Assignment: Restate every record exactly, with nothing skipped.

Records for processing:

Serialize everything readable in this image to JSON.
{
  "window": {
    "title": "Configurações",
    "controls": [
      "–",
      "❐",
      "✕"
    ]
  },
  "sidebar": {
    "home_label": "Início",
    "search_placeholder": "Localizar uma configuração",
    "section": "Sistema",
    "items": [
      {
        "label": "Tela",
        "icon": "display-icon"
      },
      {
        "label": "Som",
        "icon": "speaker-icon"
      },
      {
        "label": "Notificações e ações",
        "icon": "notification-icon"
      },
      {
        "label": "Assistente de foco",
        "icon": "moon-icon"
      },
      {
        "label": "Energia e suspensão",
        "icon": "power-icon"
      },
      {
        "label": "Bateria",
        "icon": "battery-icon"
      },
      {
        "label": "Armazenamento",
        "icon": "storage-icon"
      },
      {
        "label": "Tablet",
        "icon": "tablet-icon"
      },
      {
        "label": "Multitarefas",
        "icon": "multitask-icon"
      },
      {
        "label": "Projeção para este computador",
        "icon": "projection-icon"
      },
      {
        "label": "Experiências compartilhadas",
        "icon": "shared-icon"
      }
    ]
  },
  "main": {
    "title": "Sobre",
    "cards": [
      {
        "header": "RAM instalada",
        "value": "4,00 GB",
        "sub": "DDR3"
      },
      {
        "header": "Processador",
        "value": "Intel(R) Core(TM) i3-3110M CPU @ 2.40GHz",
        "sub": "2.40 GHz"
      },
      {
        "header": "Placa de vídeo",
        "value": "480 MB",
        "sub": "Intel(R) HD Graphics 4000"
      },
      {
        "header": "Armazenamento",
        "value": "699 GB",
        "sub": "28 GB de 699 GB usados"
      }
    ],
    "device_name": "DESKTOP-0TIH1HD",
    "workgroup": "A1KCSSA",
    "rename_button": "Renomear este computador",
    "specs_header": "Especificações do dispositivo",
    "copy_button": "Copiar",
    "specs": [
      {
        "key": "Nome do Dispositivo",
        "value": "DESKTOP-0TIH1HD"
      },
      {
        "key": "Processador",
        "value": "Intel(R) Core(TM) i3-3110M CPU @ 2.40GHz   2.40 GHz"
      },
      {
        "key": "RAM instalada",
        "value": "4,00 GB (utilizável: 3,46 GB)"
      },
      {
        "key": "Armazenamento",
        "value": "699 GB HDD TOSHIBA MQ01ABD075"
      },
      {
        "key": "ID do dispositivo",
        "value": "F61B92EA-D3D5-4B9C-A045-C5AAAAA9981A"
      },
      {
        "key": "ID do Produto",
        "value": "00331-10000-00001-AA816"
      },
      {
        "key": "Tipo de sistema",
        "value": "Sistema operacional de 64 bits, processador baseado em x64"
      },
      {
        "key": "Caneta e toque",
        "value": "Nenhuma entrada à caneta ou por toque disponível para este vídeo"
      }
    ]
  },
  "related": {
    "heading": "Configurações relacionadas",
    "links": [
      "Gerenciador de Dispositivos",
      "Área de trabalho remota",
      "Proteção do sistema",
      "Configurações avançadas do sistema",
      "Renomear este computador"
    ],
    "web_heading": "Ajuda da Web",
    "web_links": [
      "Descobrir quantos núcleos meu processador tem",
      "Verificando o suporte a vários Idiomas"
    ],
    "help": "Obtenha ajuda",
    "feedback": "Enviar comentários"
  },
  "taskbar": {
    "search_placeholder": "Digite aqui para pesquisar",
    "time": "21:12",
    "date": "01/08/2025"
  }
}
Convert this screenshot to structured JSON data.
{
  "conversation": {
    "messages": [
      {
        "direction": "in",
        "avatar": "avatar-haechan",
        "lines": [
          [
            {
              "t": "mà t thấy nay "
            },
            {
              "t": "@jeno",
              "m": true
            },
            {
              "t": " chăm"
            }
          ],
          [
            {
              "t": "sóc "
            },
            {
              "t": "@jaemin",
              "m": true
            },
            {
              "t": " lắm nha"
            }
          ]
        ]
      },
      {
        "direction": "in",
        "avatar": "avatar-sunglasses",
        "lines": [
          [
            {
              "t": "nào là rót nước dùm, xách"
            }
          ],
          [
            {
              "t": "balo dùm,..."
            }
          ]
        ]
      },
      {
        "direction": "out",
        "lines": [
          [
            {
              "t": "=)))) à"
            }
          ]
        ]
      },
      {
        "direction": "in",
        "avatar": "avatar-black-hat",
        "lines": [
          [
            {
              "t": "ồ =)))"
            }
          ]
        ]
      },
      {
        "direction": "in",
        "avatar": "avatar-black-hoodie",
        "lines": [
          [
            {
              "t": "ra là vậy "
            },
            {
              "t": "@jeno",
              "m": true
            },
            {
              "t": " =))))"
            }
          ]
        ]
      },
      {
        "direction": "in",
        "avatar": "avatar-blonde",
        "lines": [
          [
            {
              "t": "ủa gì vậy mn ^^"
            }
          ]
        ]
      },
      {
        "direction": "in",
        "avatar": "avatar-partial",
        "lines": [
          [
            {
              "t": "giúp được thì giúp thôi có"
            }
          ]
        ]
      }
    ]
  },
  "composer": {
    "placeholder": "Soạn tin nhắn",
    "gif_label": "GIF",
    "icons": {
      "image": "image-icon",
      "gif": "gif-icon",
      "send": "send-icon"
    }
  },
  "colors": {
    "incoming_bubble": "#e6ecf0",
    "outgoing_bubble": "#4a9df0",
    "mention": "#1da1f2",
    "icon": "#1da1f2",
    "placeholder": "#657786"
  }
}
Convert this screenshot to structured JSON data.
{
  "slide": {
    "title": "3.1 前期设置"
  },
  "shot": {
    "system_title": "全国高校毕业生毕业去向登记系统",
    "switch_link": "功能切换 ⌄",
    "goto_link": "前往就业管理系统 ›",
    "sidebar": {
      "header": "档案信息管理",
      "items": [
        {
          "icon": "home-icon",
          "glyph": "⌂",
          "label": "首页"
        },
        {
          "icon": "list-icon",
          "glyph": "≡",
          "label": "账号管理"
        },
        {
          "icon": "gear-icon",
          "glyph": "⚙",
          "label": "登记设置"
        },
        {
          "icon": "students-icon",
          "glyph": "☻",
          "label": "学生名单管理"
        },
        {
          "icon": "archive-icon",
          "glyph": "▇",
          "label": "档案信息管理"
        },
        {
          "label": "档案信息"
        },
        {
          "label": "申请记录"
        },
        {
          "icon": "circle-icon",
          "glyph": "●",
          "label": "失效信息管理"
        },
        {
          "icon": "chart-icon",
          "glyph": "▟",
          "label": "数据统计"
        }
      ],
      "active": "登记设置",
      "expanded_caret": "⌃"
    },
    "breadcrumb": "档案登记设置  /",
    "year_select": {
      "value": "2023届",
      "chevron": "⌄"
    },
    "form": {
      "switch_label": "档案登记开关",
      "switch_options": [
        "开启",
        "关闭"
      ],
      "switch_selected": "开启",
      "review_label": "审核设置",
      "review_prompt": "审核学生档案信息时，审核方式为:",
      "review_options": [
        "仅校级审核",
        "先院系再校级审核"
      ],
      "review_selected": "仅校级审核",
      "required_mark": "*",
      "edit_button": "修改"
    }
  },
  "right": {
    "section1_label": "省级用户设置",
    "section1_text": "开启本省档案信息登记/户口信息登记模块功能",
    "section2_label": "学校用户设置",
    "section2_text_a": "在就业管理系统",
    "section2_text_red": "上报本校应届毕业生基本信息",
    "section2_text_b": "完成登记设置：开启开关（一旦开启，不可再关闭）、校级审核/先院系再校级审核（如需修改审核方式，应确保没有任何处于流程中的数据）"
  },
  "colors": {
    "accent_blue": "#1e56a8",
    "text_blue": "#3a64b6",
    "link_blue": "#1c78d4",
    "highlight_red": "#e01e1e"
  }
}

Written solution:
Serialize everything readable in this image to JSON.
{
  "window": {
    "title": "Configurações",
    "controls": [
      "–",
      "❐",
      "✕"
    ]
  },
  "sidebar": {
    "home_label": "Início",
    "search_placeholder": "Localizar uma configuração",
    "section": "Sistema",
    "items": [
      {
        "label": "Tela",
        "icon": "display-icon"
      },
      {
        "label": "Som",
        "icon": "speaker-icon"
      },
      {
        "label": "Notificações e ações",
        "icon": "notification-icon"
      },
      {
        "label": "Assistente de foco",
        "icon": "moon-icon"
      },
      {
        "label": "Energia e suspensão",
        "icon": "power-icon"
      },
      {
        "label": "Bateria",
        "icon": "battery-icon"
      },
      {
        "label": "Armazenamento",
        "icon": "storage-icon"
      },
      {
        "label": "Tablet",
        "icon": "tablet-icon"
      },
      {
        "label": "Multitarefas",
        "icon": "multitask-icon"
      },
      {
        "label": "Projeção para este computador",
        "icon": "projection-icon"
      },
      {
        "label": "Experiências compartilhadas",
        "icon": "shared-icon"
      }
    ]
  },
  "main": {
    "title": "Sobre",
    "cards": [
      {
        "header": "RAM instalada",
        "value": "4,00 GB",
        "sub": "DDR3"
      },
      {
        "header": "Processador",
        "value": "Intel(R) Core(TM) i3-3110M CPU @ 2.40GHz",
        "sub": "2.40 GHz"
      },
      {
        "header": "Placa de vídeo",
        "value": "480 MB",
        "sub": "Intel(R) HD Graphics 4000"
      },
      {
        "header": "Armazenamento",
        "value": "699 GB",
        "sub": "28 GB de 699 GB usados"
      }
    ],
    "device_name": "DESKTOP-0TIH1HD",
    "workgroup": "A1KCSSA",
    "rename_button": "Renomear este computador",
    "specs_header": "Especificações do dispositivo",
    "copy_button": "Copiar",
    "specs": [
      {
        "key": "Nome do Dispositivo",
        "value": "DESKTOP-0TIH1HD"
      },
      {
        "key": "Processador",
        "value": "Intel(R) Core(TM) i3-3110M CPU @ 2.40GHz   2.40 GHz"
      },
      {
        "key": "RAM instalada",
        "value": "4,00 GB (utilizável: 3,46 GB)"
      },
      {
        "key": "Armazenamento",
        "value": "699 GB HDD TOSHIBA MQ01ABD075"
      },
      {
        "key": "ID do dispositivo",
        "value": "F61B92EA-D3D5-4B9C-A045-C5AAAAA9981A"
      },
      {
        "key": "ID do Produto",
        "value": "00331-10000-00001-AA816"
      },
      {
        "key": "Tipo de sistema",
        "value": "Sistema operacional de 64 bits, processador baseado em x64"
      },
      {
        "key": "Caneta e toque",
        "value": "Nenhuma entrada à caneta ou por toque disponível para este vídeo"
      }
    ]
  },
  "related": {
    "heading": "Configurações relacionadas",
    "links": [
      "Gerenciador de Dispositivos",
      "Área de trabalho remota",
      "Proteção do sistema",
      "Configurações avançadas do sistema",
      "Renomear este computador"
    ],
    "web_heading": "Ajuda da Web",
    "web_links": [
      "Descobrir quantos núcleos meu processador tem",
      "Verificando o suporte a vários Idiomas"
    ],
    "help": "Obtenha ajuda",
    "feedback": "Enviar comentários"
  },
  "taskbar": {
    "search_placeholder": "Digite aqui para pesquisar",
    "time": "21:12",
    "date": "01/08/2025"
  }
}
Convert this screenshot to structured JSON data.
{
  "conversation": {
    "messages": [
      {
        "direction": "in",
        "avatar": "avatar-haechan",
        "lines": [
          [
            {
              "t": "mà t thấy nay "
            },
            {
              "t": "@jeno",
              "m": true
            },
            {
              "t": " chăm"
            }
          ],
          [
            {
              "t": "sóc "
            },
            {
              "t": "@jaemin",
              "m": true
            },
            {
              "t": " lắm nha"
            }
          ]
        ]
      },
      {
        "direction": "in",
        "avatar": "avatar-sunglasses",
        "lines": [
          [
            {
              "t": "nào là rót nước dùm, xách"
            }
          ],
          [
            {
              "t": "balo dùm,..."
            }
          ]
        ]
      },
      {
        "direction": "out",
        "lines": [
          [
            {
              "t": "=)))) à"
            }
          ]
        ]
      },
      {
        "direction": "in",
        "avatar": "avatar-black-hat",
        "lines": [
          [
            {
              "t": "ồ =)))"
            }
          ]
        ]
      },
      {
        "direction": "in",
        "avatar": "avatar-black-hoodie",
        "lines": [
          [
            {
              "t": "ra là vậy "
            },
            {
              "t": "@jeno",
              "m": true
            },
            {
              "t": " =))))"
            }
          ]
        ]
      },
      {
        "direction": "in",
        "avatar": "avatar-blonde",
        "lines": [
          [
            {
              "t": "ủa gì vậy mn ^^"
            }
          ]
        ]
      },
      {
        "direction": "in",
        "avatar": "avatar-partial",
        "lines": [
          [
            {
              "t": "giúp được thì giúp thôi có"
            }
          ]
        ]
      }
    ]
  },
  "composer": {
    "placeholder": "Soạn tin nhắn",
    "gif_label": "GIF",
    "icons": {
      "image": "image-icon",
      "gif": "gif-icon",
      "send": "send-icon"
    }
  },
  "colors": {
    "incoming_bubble": "#e6ecf0",
    "outgoing_bubble": "#4a9df0",
    "mention": "#1da1f2",
    "icon": "#1da1f2",
    "placeholder": "#657786"
  }
}
Convert this screenshot to structured JSON data.
{
  "slide": {
    "title": "3.1 前期设置"
  },
  "shot": {
    "system_title": "全国高校毕业生毕业去向登记系统",
    "switch_link": "功能切换 ⌄",
    "goto_link": "前往就业管理系统 ›",
    "sidebar": {
      "header": "档案信息管理",
      "items": [
        {
          "icon": "home-icon",
          "glyph": "⌂",
          "label": "首页"
        },
        {
          "icon": "list-icon",
          "glyph": "≡",
          "label": "账号管理"
        },
        {
          "icon": "gear-icon",
          "glyph": "⚙",
          "label": "登记设置"
        },
        {
          "icon": "students-icon",
          "glyph": "☻",
          "label": "学生名单管理"
        },
        {
          "icon": "archive-icon",
          "glyph": "▇",
          "label": "档案信息管理"
        },
        {
          "label": "档案信息"
        },
        {
          "label": "申请记录"
        },
        {
          "icon": "circle-icon",
          "glyph": "●",
          "label": "失效信息管理"
        },
        {
          "icon": "chart-icon",
          "glyph": "▟",
          "label": "数据统计"
        }
      ],
      "active": "登记设置",
      "expanded_caret": "⌃"
    },
    "breadcrumb": "档案登记设置  /",
    "year_select": {
      "value": "2023届",
      "chevron": "⌄"
    },
    "form": {
      "switch_label": "档案登记开关",
      "switch_options": [
        "开启",
        "关闭"
      ],
      "switch_selected": "开启",
      "review_label": "审核设置",
      "review_prompt": "审核学生档案信息时，审核方式为:",
      "review_options": [
        "仅校级审核",
        "先院系再校级审核"
      ],
      "review_selected": "仅校级审核",
      "required_mark": "*",
      "edit_button": "修改"
    }
  },
  "right": {
    "section1_label": "省级用户设置",
    "section1_text": "开启本省档案信息登记/户口信息登记模块功能",
    "section2_label": "学校用户设置",
    "section2_text_a": "在就业管理系统",
    "section2_text_red": "上报本校应届毕业生基本信息",
    "section2_text_b": "完成登记设置：开启开关（一旦开启，不可再关闭）、校级审核/先院系再校级审核（如需修改审核方式，应确保没有任何处于流程中的数据）"
  },
  "colors": {
    "accent_blue": "#1e56a8",
    "text_blue": "#3a64b6",
    "link_blue": "#1c78d4",
    "highlight_red": "#e01e1e"
  }
}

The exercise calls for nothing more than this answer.